Neolithic ship and obsidian cargo found near Naples

A sunken vessel has been discovered off the island of Capri (Campania, Italy), not far from Naples. The ship, whose details are unknown to me at the time of writing it, was tentatively dated to at least c. 5000 years ago, in the Neolithic (or earliest Chalcolithic) period. It carried a load of obsidian, a prime quality material for tools and weapons (which is said to produce sharper edges than modern surgical scalpels).
Sadly, I could not find much information on this most interesting discovery. I wonder if the obsidian was extracted from the Campi Flegrei at Naples Bay and who may have been demanding such a large cargo?

Archaeological map of Capri: red: Neolithic, yellow: Chalcolithic, other: later periods
(CC by Morn)

Sources: ANSA, Pileta.

 

Review of Tropical Neolithic flows

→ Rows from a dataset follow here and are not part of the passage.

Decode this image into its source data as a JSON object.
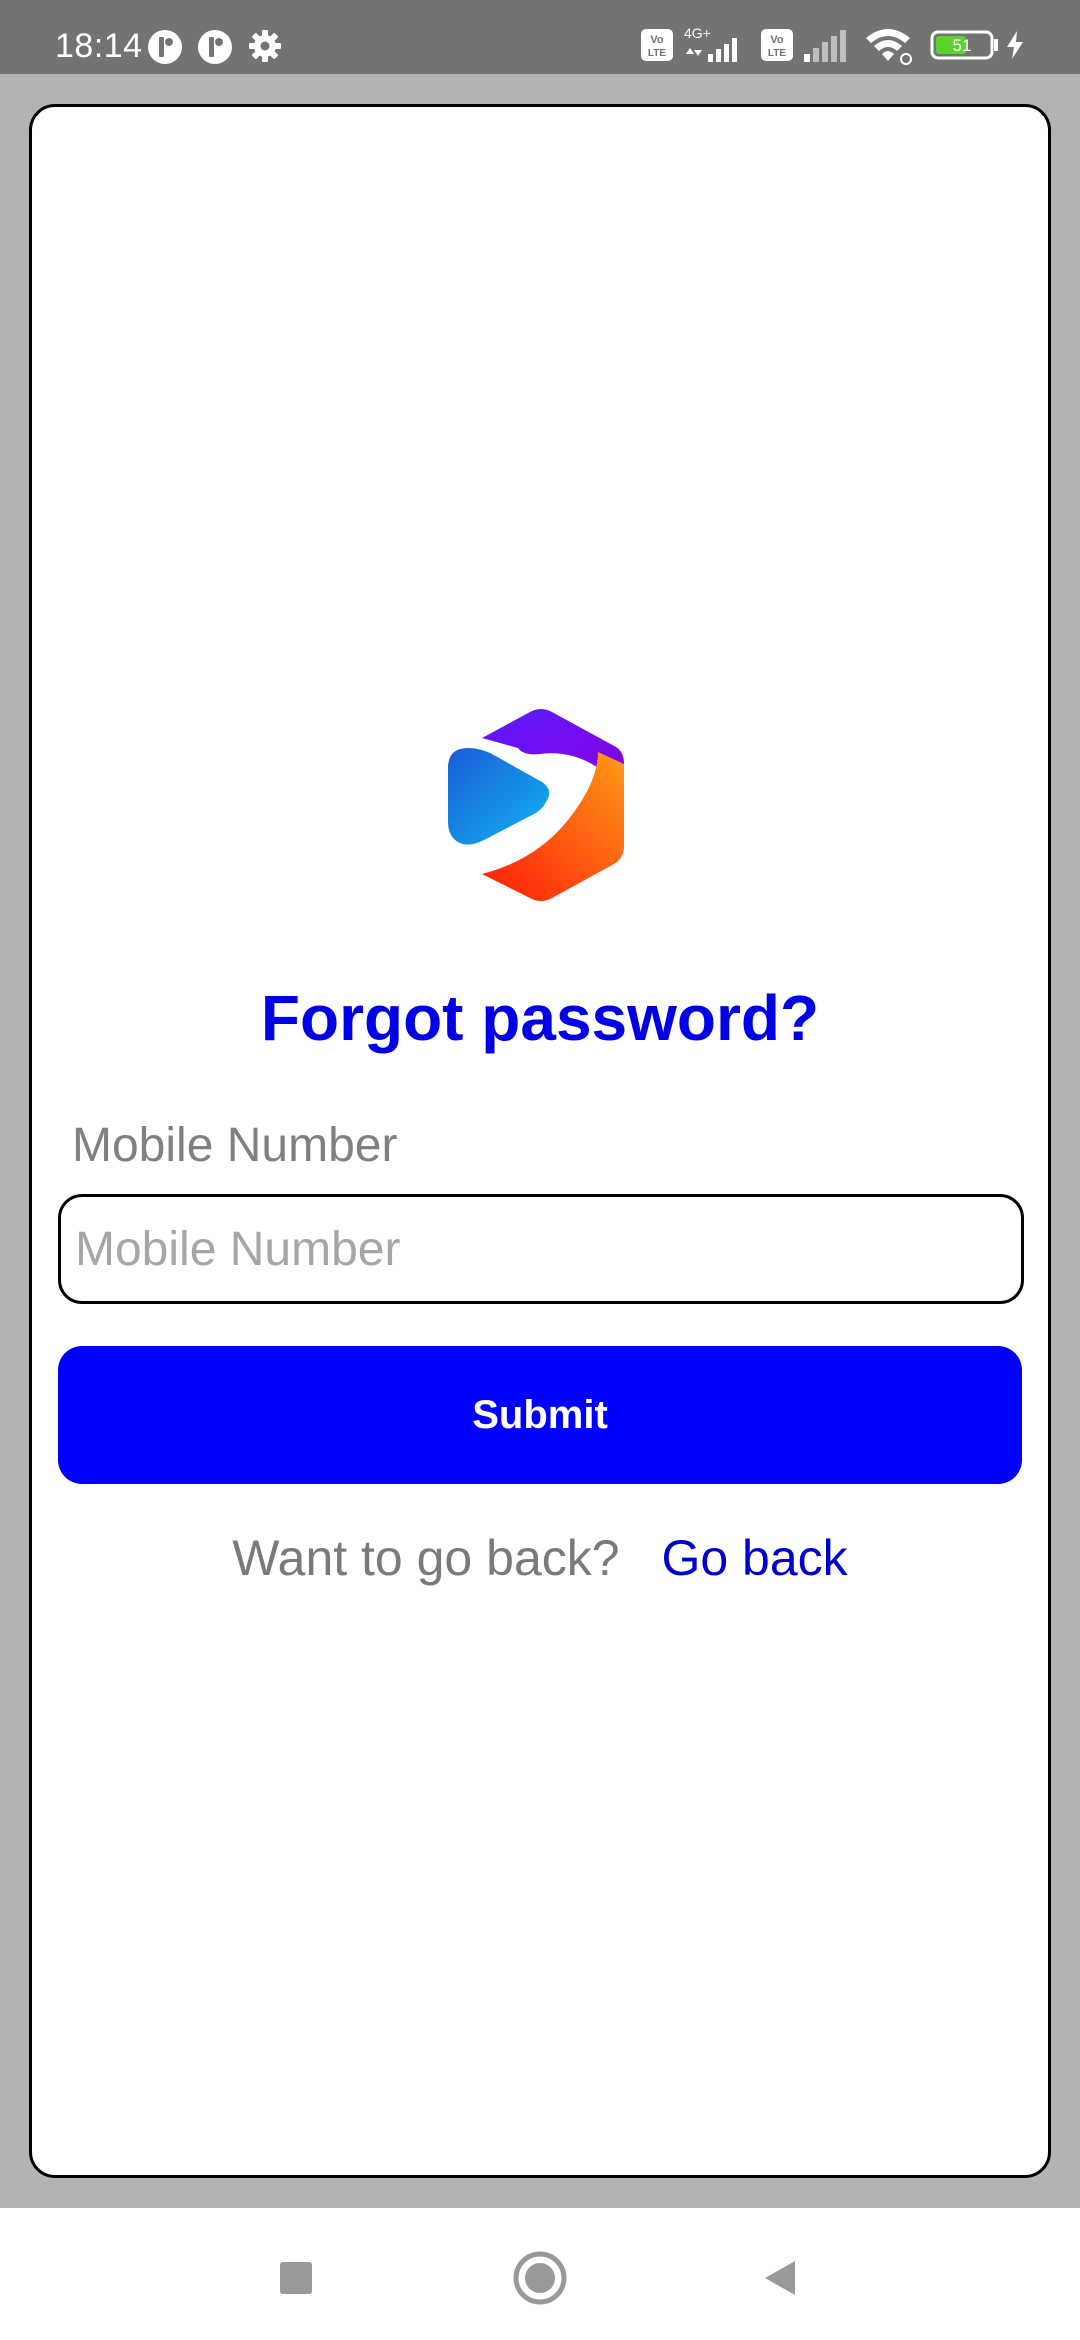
{
  "status_bar": {
    "time": "18:14",
    "left_icons": [
      "app-notification-icon",
      "app-notification-icon",
      "settings-gear-icon"
    ],
    "right_icons": [
      "volte-icon",
      "network-4g-icon",
      "signal-icon",
      "volte-icon",
      "signal-icon",
      "wifi-icon",
      "battery-icon",
      "charging-icon"
    ],
    "network_type": "4G+",
    "volte_label": "Vo LTE",
    "battery_level": "51"
  },
  "page": {
    "title": "Forgot password?",
    "field_label": "Mobile Number",
    "input_value": "",
    "input_placeholder": "Mobile Number",
    "submit_label": "Submit",
    "back_prompt": "Want to go back?",
    "back_link": "Go back"
  },
  "nav_bar": {
    "buttons": [
      "recents-square-icon",
      "home-circle-icon",
      "back-triangle-icon"
    ]
  },
  "colors": {
    "accent_blue": "#0000ff",
    "title_blue": "#0000e6",
    "link_blue": "#0000cc",
    "status_bar_bg": "#737373",
    "backdrop_gray": "#b3b3b3",
    "battery_green": "#5bd22e"
  }
}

Michael Petraglia at Ancient Indian Ocean Corridors blog draws our attention to a quite interesting review on the Neolithic of the various regions surrounding the Indian Ocean, all them of rather tropical climate:
I strongly recommend full reading as I can only dedicate some space here and the study, while not really long, covers many diverse aspects of plant and animal domestication and translocation around the Indian Ocean. 
South Asia and Africa
First the authors deal with the issue of how the most important tropical crops of South Asia, which are mostly of African origin, arrived there. They conclude that the transfer took place at the very end of the Harappa (IVC) period, rather than earlier, even if it is confirmed that Harappa and the Persian Gulf (but not yet East Africa apparently) kept trading relations since much earlier. These African crops (millet and sorghum specially) were critical, as we know, in enabling the expansion of farming towards Southern India.

In return India gave Africa the zebuine species of cow, which, after hybridization, fueled the expansion of East African pastoralists into Equatorial areas.
This route between East Africa and South Asia is declared to be the precursor of the spice trade of later days:

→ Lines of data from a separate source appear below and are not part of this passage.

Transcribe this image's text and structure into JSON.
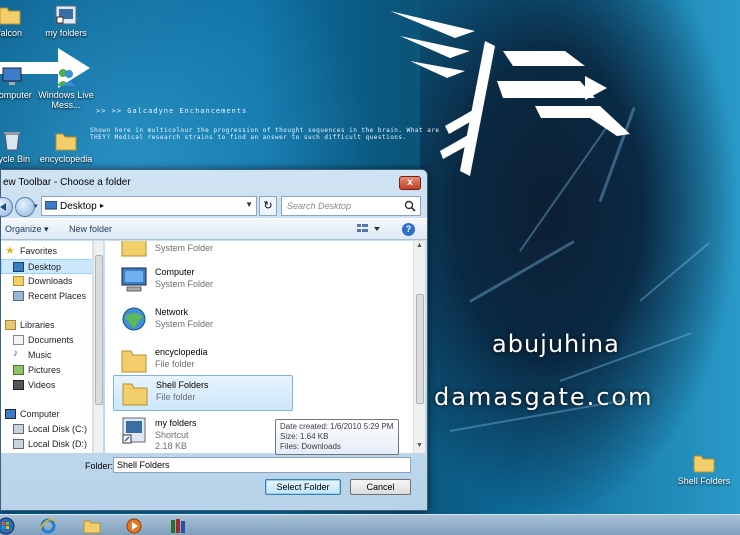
{
  "desktop": {
    "icons": [
      {
        "label": "falcon",
        "icon": "folder-icon"
      },
      {
        "label": "my folders",
        "icon": "shortcut-icon"
      },
      {
        "label": "Computer",
        "icon": "computer-icon"
      },
      {
        "label": "Windows Live Mess...",
        "icon": "messenger-icon"
      },
      {
        "label": "cycle Bin",
        "icon": "recycle-bin-icon"
      },
      {
        "label": "encyclopedia",
        "icon": "folder-icon"
      },
      {
        "label": "Shell Folders",
        "icon": "folder-icon"
      }
    ],
    "tagline": ">> >> Galcadyne Enchancements",
    "blurb_line1": "Shown here in multicolour the progression of thought sequences in the brain. What are",
    "blurb_line2": "THEY? Medical research strains to find an answer to such difficult questions.",
    "watermark1": "abujuhina",
    "watermark2": "damasgate.com"
  },
  "dialog": {
    "title": "ew Toolbar - Choose a folder",
    "close_label": "x",
    "address": "Desktop",
    "search_placeholder": "Search Desktop",
    "organize_label": "Organize",
    "new_folder_label": "New folder",
    "help_label": "?",
    "nav_items": [
      {
        "label": "Favorites",
        "icon": "star-icon"
      },
      {
        "label": "Desktop",
        "icon": "desktop-icon"
      },
      {
        "label": "Downloads",
        "icon": "downloads-icon"
      },
      {
        "label": "Recent Places",
        "icon": "recent-places-icon"
      },
      {
        "label": "Libraries",
        "icon": "libraries-icon"
      },
      {
        "label": "Documents",
        "icon": "documents-icon"
      },
      {
        "label": "Music",
        "icon": "music-icon"
      },
      {
        "label": "Pictures",
        "icon": "pictures-icon"
      },
      {
        "label": "Videos",
        "icon": "videos-icon"
      },
      {
        "label": "Computer",
        "icon": "computer-icon"
      },
      {
        "label": "Local Disk (C:)",
        "icon": "disk-icon"
      },
      {
        "label": "Local Disk (D:)",
        "icon": "disk-icon"
      }
    ],
    "files": [
      {
        "name": "",
        "type": "System Folder",
        "icon": "folder-icon"
      },
      {
        "name": "Computer",
        "type": "System Folder",
        "icon": "computer-icon"
      },
      {
        "name": "Network",
        "type": "System Folder",
        "icon": "network-icon"
      },
      {
        "name": "encyclopedia",
        "type": "File folder",
        "icon": "folder-icon"
      },
      {
        "name": "Shell Folders",
        "type": "File folder",
        "icon": "folder-icon"
      },
      {
        "name": "my folders",
        "type": "Shortcut",
        "size": "2.18 KB",
        "icon": "shortcut-icon"
      }
    ],
    "tooltip": {
      "created": "Date created: 1/6/2010 5:29 PM",
      "size": "Size: 1.64 KB",
      "files": "Files: Downloads"
    },
    "folder_label": "Folder:",
    "folder_value": "Shell Folders",
    "select_label": "Select Folder",
    "cancel_label": "Cancel"
  },
  "taskbar": {
    "icons": [
      "start-orb-icon",
      "internet-explorer-icon",
      "explorer-icon",
      "media-player-icon",
      "books-icon"
    ]
  },
  "colors": {
    "selection": "#cce8ff",
    "dialog_frame": "#b9d3ea",
    "wall_blue": "#0c6ea0"
  }
}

The first hint of this spice trade comes from the findings of valued black peppercorns that were used to fragrance the nostrils of the deceased Pharaoh Ramses II (c. 1200 BC) (Plu 1985). This spice is endemic only to the wet forests of southern India (Asouti & Fuller 2008: 47), and in all likelihood was supplied by hunter-gatherer groups to coastal groups (Morrison 2002).

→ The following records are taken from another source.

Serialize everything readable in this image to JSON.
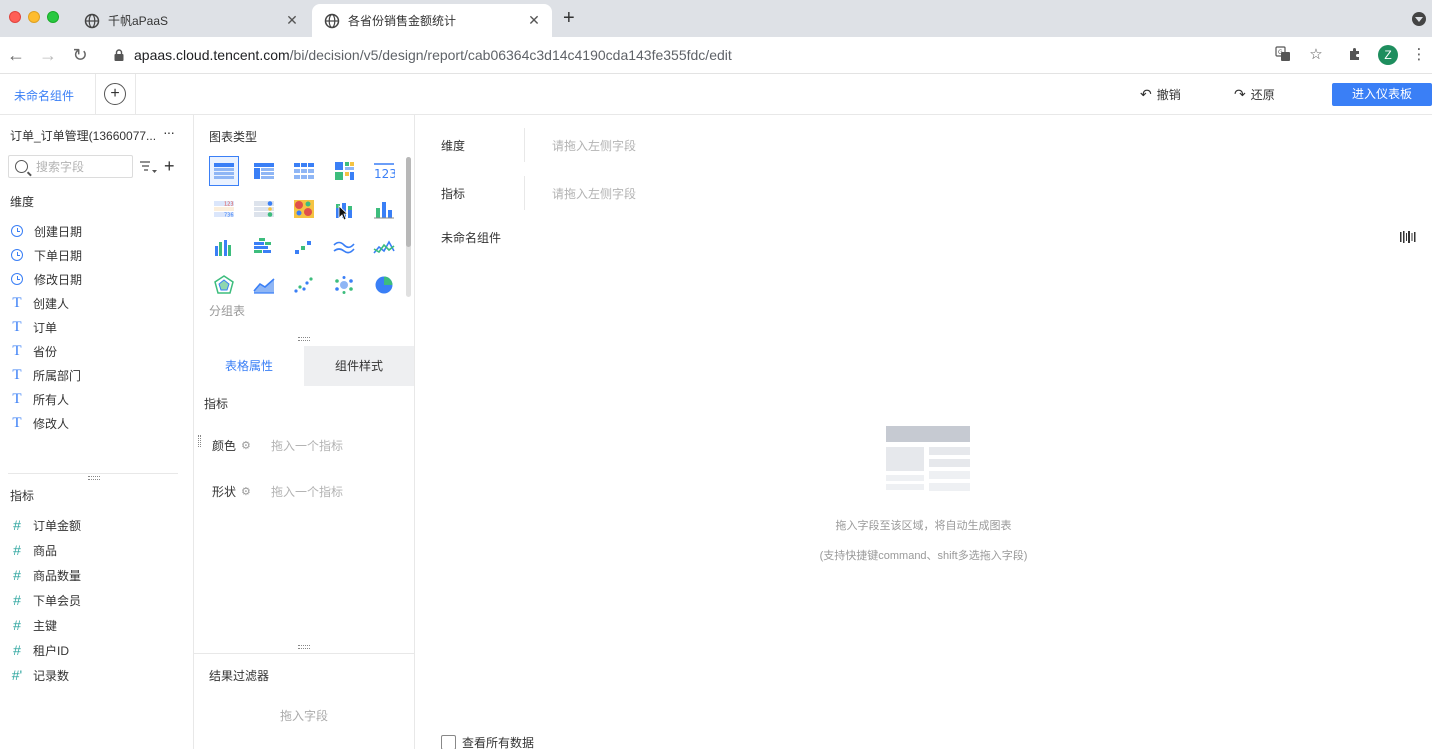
{
  "browser": {
    "tabs": [
      {
        "title": "千帆aPaaS"
      },
      {
        "title": "各省份销售金额统计"
      }
    ],
    "new_tab": "+",
    "url_host": "apaas.cloud.tencent.com",
    "url_path": "/bi/decision/v5/design/report/cab06364c3d14c4190cda143fe355fdc/edit",
    "profile_initial": "Z"
  },
  "toolbar": {
    "component_name": "未命名组件",
    "undo_label": "撤销",
    "redo_label": "还原",
    "enter_dashboard_label": "进入仪表板"
  },
  "left": {
    "dataset_title": "订单_订单管理(13660077...",
    "more": "···",
    "search_placeholder": "搜索字段",
    "dimension_title": "维度",
    "dimensions": [
      {
        "label": "创建日期",
        "type": "date"
      },
      {
        "label": "下单日期",
        "type": "date"
      },
      {
        "label": "修改日期",
        "type": "date"
      },
      {
        "label": "创建人",
        "type": "text"
      },
      {
        "label": "订单",
        "type": "text"
      },
      {
        "label": "省份",
        "type": "text"
      },
      {
        "label": "所属部门",
        "type": "text"
      },
      {
        "label": "所有人",
        "type": "text"
      },
      {
        "label": "修改人",
        "type": "text"
      }
    ],
    "measure_title": "指标",
    "measures": [
      {
        "label": "订单金额"
      },
      {
        "label": "商品"
      },
      {
        "label": "商品数量"
      },
      {
        "label": "下单会员"
      },
      {
        "label": "主键"
      },
      {
        "label": "租户ID"
      },
      {
        "label": "记录数"
      }
    ]
  },
  "middle": {
    "chart_type_title": "图表类型",
    "selected_chart_caption": "分组表",
    "tabs": [
      {
        "label": "表格属性"
      },
      {
        "label": "组件样式"
      }
    ],
    "props_title": "指标",
    "props": [
      {
        "label": "颜色",
        "placeholder": "拖入一个指标"
      },
      {
        "label": "形状",
        "placeholder": "拖入一个指标"
      }
    ],
    "filter_title": "结果过滤器",
    "filter_placeholder": "拖入字段"
  },
  "canvas": {
    "dimension_label": "维度",
    "dimension_placeholder": "请拖入左侧字段",
    "measure_label": "指标",
    "measure_placeholder": "请拖入左侧字段",
    "widget_title": "未命名组件",
    "empty_hint": "拖入字段至该区域，将自动生成图表",
    "empty_subhint": "(支持快捷键command、shift多选拖入字段)",
    "view_all_label": "查看所有数据"
  },
  "colors": {
    "accent": "#3a7ff6",
    "measure_icon": "#2fa6a0"
  }
}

Tropical Asian crops
Another section deals with the transfer of diverse crops between South and SE Asia (and even as far as New Guinea).
Indian pulses migrated to the East, while a number of other crops (areca nut, sandalwood, betle leaf and maybe banana) did in the opposite direction. The origin of mangos and lemons is also discussed and seems distributed between both regions. 
Many of these flows may have been from approximately the same time as the African-Indian connection, in the late 2nd millennium BCE.
The Malagasy connection
Finally a third layer of agricultural flows appear to connect SE Asia with Africa, the most notable being the banana, but also yams, taro and chickens. 
This one seems most likely related to Austronesian (Malay) flows in westward direction, leading to the formation of the Malagasy people and the colonization of Madagascar. 
In their journey westwards, the proto-Malagasy appear to have left some maritime vocabulary in Sri Lanka, SW India and the Maldives, where they also left their outrigger technology. A variant of this one, with two outriggers, is also widespread through East Africa, from Somalia to Mozambique and, of course, Madagascar. 
The Austronesians would have spread these crops and the chicken to Africa, bringing also possibly some commensals like the rat, the mouse and the Asian shrew, as well as a weed. Some of these may however been introduced in several episodes.